→ DIRECTIONS:
Set the data down again, exactly as it appears below.

BEGIN PROVIDED DATA

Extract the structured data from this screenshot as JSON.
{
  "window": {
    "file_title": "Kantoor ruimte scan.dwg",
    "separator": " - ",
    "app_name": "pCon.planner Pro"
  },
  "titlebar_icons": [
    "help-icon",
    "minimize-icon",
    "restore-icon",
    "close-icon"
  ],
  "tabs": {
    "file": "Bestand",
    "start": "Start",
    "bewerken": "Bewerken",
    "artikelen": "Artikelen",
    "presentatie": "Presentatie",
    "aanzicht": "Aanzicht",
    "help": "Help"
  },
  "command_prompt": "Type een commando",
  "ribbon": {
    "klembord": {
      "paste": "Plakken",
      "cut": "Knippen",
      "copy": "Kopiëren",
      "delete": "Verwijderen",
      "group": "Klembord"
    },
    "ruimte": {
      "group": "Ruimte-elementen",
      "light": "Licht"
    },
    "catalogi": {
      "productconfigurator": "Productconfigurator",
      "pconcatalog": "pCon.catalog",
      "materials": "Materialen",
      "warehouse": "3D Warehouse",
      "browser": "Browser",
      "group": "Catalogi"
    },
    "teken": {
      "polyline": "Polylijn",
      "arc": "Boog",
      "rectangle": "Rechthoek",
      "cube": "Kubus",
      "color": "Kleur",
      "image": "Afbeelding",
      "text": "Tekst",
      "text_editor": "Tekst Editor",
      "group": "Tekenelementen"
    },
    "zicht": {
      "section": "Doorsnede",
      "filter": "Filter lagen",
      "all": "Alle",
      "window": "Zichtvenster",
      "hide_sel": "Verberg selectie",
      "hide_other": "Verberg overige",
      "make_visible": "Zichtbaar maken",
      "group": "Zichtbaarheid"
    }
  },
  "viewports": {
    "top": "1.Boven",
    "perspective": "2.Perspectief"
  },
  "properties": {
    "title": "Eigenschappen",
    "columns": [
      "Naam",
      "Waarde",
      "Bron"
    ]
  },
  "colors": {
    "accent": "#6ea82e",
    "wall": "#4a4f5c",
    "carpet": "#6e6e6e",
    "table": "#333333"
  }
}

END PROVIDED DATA

→ TASK OUTPUT:
Extract the structured data from this screenshot as JSON.
{
  "window": {
    "file_title": "Kantoor ruimte scan.dwg",
    "separator": " - ",
    "app_name": "pCon.planner Pro"
  },
  "titlebar_icons": [
    "help-icon",
    "minimize-icon",
    "restore-icon",
    "close-icon"
  ],
  "tabs": {
    "file": "Bestand",
    "start": "Start",
    "bewerken": "Bewerken",
    "artikelen": "Artikelen",
    "presentatie": "Presentatie",
    "aanzicht": "Aanzicht",
    "help": "Help"
  },
  "command_prompt": "Type een commando",
  "ribbon": {
    "klembord": {
      "paste": "Plakken",
      "cut": "Knippen",
      "copy": "Kopiëren",
      "delete": "Verwijderen",
      "group": "Klembord"
    },
    "ruimte": {
      "group": "Ruimte-elementen",
      "light": "Licht"
    },
    "catalogi": {
      "productconfigurator": "Productconfigurator",
      "pconcatalog": "pCon.catalog",
      "materials": "Materialen",
      "warehouse": "3D Warehouse",
      "browser": "Browser",
      "group": "Catalogi"
    },
    "teken": {
      "polyline": "Polylijn",
      "arc": "Boog",
      "rectangle": "Rechthoek",
      "cube": "Kubus",
      "color": "Kleur",
      "image": "Afbeelding",
      "text": "Tekst",
      "text_editor": "Tekst Editor",
      "group": "Tekenelementen"
    },
    "zicht": {
      "section": "Doorsnede",
      "filter": "Filter lagen",
      "all": "Alle",
      "window": "Zichtvenster",
      "hide_sel": "Verberg selectie",
      "hide_other": "Verberg overige",
      "make_visible": "Zichtbaar maken",
      "group": "Zichtbaarheid"
    }
  },
  "viewports": {
    "top": "1.Boven",
    "perspective": "2.Perspectief"
  },
  "properties": {
    "title": "Eigenschappen",
    "columns": [
      "Naam",
      "Waarde",
      "Bron"
    ]
  },
  "colors": {
    "accent": "#6ea82e",
    "wall": "#4a4f5c",
    "carpet": "#6e6e6e",
    "table": "#333333"
  }
}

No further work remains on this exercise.